(PROVIDED INFORMATION)

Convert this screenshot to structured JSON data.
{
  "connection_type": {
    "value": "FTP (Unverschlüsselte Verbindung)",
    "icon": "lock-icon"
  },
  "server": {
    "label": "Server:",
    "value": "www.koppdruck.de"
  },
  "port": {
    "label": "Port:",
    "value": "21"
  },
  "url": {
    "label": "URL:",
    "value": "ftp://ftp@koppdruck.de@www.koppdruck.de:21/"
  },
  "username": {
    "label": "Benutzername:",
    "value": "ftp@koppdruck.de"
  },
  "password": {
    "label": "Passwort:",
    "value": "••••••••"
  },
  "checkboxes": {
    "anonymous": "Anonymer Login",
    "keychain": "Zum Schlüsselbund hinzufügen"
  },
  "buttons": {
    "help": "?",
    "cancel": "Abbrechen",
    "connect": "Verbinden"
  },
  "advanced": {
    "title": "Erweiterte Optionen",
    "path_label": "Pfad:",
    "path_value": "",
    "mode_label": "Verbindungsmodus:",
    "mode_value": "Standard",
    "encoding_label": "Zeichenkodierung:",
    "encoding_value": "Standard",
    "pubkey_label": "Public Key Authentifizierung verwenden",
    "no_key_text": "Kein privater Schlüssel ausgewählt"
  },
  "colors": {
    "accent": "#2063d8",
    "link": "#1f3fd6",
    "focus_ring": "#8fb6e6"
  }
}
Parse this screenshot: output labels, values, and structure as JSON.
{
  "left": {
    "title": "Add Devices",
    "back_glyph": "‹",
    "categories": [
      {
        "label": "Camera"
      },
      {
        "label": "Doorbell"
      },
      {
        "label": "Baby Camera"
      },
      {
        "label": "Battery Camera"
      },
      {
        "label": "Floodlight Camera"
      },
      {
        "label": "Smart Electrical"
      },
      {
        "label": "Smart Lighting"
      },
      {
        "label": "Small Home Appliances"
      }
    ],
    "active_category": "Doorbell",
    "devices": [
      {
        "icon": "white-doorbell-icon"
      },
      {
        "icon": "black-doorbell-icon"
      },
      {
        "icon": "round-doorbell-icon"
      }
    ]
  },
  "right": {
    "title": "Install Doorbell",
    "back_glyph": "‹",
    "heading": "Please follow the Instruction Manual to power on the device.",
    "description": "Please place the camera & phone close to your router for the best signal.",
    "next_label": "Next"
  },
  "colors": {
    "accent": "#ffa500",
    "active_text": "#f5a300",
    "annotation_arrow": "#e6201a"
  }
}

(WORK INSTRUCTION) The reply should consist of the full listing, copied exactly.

(SOLUTION FOR THIS PROBLEM)
Convert this screenshot to structured JSON data.
{
  "connection_type": {
    "value": "FTP (Unverschlüsselte Verbindung)",
    "icon": "lock-icon"
  },
  "server": {
    "label": "Server:",
    "value": "www.koppdruck.de"
  },
  "port": {
    "label": "Port:",
    "value": "21"
  },
  "url": {
    "label": "URL:",
    "value": "ftp://ftp@koppdruck.de@www.koppdruck.de:21/"
  },
  "username": {
    "label": "Benutzername:",
    "value": "ftp@koppdruck.de"
  },
  "password": {
    "label": "Passwort:",
    "value": "••••••••"
  },
  "checkboxes": {
    "anonymous": "Anonymer Login",
    "keychain": "Zum Schlüsselbund hinzufügen"
  },
  "buttons": {
    "help": "?",
    "cancel": "Abbrechen",
    "connect": "Verbinden"
  },
  "advanced": {
    "title": "Erweiterte Optionen",
    "path_label": "Pfad:",
    "path_value": "",
    "mode_label": "Verbindungsmodus:",
    "mode_value": "Standard",
    "encoding_label": "Zeichenkodierung:",
    "encoding_value": "Standard",
    "pubkey_label": "Public Key Authentifizierung verwenden",
    "no_key_text": "Kein privater Schlüssel ausgewählt"
  },
  "colors": {
    "accent": "#2063d8",
    "link": "#1f3fd6",
    "focus_ring": "#8fb6e6"
  }
}
Parse this screenshot: output labels, values, and structure as JSON.
{
  "left": {
    "title": "Add Devices",
    "back_glyph": "‹",
    "categories": [
      {
        "label": "Camera"
      },
      {
        "label": "Doorbell"
      },
      {
        "label": "Baby Camera"
      },
      {
        "label": "Battery Camera"
      },
      {
        "label": "Floodlight Camera"
      },
      {
        "label": "Smart Electrical"
      },
      {
        "label": "Smart Lighting"
      },
      {
        "label": "Small Home Appliances"
      }
    ],
    "active_category": "Doorbell",
    "devices": [
      {
        "icon": "white-doorbell-icon"
      },
      {
        "icon": "black-doorbell-icon"
      },
      {
        "icon": "round-doorbell-icon"
      }
    ]
  },
  "right": {
    "title": "Install Doorbell",
    "back_glyph": "‹",
    "heading": "Please follow the Instruction Manual to power on the device.",
    "description": "Please place the camera & phone close to your router for the best signal.",
    "next_label": "Next"
  },
  "colors": {
    "accent": "#ffa500",
    "active_text": "#f5a300",
    "annotation_arrow": "#e6201a"
  }
}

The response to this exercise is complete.